Location: Cleveland Clinic Main Campus
My research expertise is in modeling complex systems by combining data from a variety of sources (for instance, electronic medical records, and neighborhood characteristics from agencies such as the U.S. Census and the U.S. Centers for Disease Control and Prevention). In particular, I am currently leading an effort to understand the extent to which various neighborhood and environmental characteristics can be helpful in identifying who is likely to have a heart attack or stroke.
Dr. Dalton serves as Associate Staff in Quantitative Health Sciences, Director of the Center for Populations Health Research and Associate Professor of Medicine, Lerner College of Medicine. He began his 16-year career at Cleveland Clinic as a biostatistician, working on the design, analysis and facilitation of clinical trials and observational cohort studies.
Dr. Dalton received a Bachelor of Science in Mathematics, Business and Computer Science from Muskingum University, a Master of Arts in Applied Statistics from University of Michigan and a Doctorate of Philosophy in Epidemiology and Biostatistics from Case Western Reserve University. He subsequently completed postdoctoral (KL2) training in translational research through the Cleveland Clinical and Translational Research Collaborative
My research involves understanding and integrating into clinical practice social, behavioral and environmental factors that affect health. My current research project, which is funded through the National Institute on Aging, involves understanding how the primary drivers of cardiovascular risk might vary across the age spectrum and across the socioeconomic spectrum.
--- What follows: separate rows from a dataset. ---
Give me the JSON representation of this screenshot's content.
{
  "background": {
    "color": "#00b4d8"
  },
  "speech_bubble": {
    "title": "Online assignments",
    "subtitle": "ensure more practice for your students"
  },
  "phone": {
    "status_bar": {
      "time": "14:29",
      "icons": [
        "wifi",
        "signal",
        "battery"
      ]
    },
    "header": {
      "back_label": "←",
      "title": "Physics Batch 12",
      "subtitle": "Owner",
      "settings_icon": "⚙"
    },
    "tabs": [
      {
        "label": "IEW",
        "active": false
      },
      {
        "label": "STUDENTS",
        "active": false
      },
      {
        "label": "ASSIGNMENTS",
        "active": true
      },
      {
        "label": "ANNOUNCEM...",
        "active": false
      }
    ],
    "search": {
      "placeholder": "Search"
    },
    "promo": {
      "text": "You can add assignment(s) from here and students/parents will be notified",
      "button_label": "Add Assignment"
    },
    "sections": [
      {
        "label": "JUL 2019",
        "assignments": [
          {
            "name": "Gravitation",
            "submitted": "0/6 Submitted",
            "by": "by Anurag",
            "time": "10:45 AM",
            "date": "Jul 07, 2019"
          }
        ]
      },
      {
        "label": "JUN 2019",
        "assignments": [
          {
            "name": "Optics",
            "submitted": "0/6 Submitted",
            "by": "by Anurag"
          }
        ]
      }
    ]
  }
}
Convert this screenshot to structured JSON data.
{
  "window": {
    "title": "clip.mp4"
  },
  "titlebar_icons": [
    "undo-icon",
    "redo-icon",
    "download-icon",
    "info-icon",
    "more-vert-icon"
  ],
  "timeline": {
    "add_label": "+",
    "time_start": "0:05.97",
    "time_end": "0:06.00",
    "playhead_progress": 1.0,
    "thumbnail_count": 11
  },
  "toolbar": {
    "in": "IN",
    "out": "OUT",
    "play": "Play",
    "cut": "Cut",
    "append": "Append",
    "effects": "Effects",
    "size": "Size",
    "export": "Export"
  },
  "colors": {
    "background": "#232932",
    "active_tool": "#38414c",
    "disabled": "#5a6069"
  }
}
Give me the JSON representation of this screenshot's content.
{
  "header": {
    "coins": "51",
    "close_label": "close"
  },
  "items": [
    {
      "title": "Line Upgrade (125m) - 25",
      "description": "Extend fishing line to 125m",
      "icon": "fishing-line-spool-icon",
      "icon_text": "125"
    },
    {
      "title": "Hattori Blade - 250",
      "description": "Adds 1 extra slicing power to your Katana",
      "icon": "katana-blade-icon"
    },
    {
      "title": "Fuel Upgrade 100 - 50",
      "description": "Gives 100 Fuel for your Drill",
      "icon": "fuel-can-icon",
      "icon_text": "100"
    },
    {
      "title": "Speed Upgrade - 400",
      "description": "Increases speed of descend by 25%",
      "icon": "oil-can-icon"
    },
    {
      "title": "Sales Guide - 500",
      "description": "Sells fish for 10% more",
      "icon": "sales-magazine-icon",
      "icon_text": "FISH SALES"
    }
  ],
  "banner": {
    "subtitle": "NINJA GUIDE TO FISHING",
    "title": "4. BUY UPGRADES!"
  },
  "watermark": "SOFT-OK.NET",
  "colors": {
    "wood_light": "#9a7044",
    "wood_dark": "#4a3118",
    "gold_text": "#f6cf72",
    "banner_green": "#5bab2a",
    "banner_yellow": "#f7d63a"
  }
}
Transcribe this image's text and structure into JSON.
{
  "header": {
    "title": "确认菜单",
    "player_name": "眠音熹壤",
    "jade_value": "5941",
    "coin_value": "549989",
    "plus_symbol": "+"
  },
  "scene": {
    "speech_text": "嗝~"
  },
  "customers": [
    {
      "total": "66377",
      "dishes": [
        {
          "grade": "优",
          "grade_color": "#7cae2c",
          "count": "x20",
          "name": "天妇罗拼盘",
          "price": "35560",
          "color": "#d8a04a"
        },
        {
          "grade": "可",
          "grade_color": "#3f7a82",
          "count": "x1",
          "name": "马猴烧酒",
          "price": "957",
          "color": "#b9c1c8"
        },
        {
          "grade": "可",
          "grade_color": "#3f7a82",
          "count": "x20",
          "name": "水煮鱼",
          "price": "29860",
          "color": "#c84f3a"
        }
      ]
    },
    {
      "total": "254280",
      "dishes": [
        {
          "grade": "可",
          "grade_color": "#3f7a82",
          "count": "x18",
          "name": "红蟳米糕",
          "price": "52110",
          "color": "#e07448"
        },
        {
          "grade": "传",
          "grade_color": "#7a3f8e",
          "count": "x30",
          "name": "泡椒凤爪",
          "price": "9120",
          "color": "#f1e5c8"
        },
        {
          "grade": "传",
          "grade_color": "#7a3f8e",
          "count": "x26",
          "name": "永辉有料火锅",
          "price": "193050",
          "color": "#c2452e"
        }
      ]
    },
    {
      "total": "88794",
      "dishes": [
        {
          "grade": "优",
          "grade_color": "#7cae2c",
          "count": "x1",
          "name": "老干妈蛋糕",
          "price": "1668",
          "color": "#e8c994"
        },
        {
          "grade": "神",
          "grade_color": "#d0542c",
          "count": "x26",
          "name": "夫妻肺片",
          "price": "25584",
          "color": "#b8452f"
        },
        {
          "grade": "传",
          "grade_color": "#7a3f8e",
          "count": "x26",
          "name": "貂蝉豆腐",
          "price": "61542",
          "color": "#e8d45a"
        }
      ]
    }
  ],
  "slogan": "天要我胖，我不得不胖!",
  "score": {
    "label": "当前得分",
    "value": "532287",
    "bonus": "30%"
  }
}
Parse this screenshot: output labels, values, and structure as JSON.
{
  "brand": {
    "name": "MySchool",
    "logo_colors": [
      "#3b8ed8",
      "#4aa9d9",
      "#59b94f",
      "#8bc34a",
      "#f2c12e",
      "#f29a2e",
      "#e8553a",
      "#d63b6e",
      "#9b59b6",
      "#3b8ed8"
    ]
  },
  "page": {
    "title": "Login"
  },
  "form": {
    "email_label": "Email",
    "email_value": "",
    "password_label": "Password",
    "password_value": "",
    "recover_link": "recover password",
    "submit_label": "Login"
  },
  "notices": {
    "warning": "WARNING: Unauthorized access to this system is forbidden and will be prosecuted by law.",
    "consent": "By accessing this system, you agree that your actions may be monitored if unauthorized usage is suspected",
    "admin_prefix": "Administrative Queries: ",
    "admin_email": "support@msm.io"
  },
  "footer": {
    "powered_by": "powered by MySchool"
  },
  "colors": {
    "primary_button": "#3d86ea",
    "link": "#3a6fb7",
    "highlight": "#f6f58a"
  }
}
Our team is also investigating ways to dynamically adapt cardiovascular risk predictions in response to changes in health status and treatments over time. This work involves the integration of regional electronic medical record data with location-based data from public sources (such as the U.S. Census Bureau, the Environmental Protection Agency, the Centers for Disease Control and Prevention, etc.). We have supported this work by developing open-source software tools for a variety of biomedical research-oriented tasks, primarily through the R statistical programming language.
Cleveland Clinic and MetroHealth researchers to use $3.14 million NIH grant to build data models for investigating place-based healthcare inequities.
With a new grant from the National Heart, Lung, and Blood Institute, Drs. Dalton and Valapour will develop an improved risk modeling approach to help prioritize patients with advanced lung diseases who need a transplant.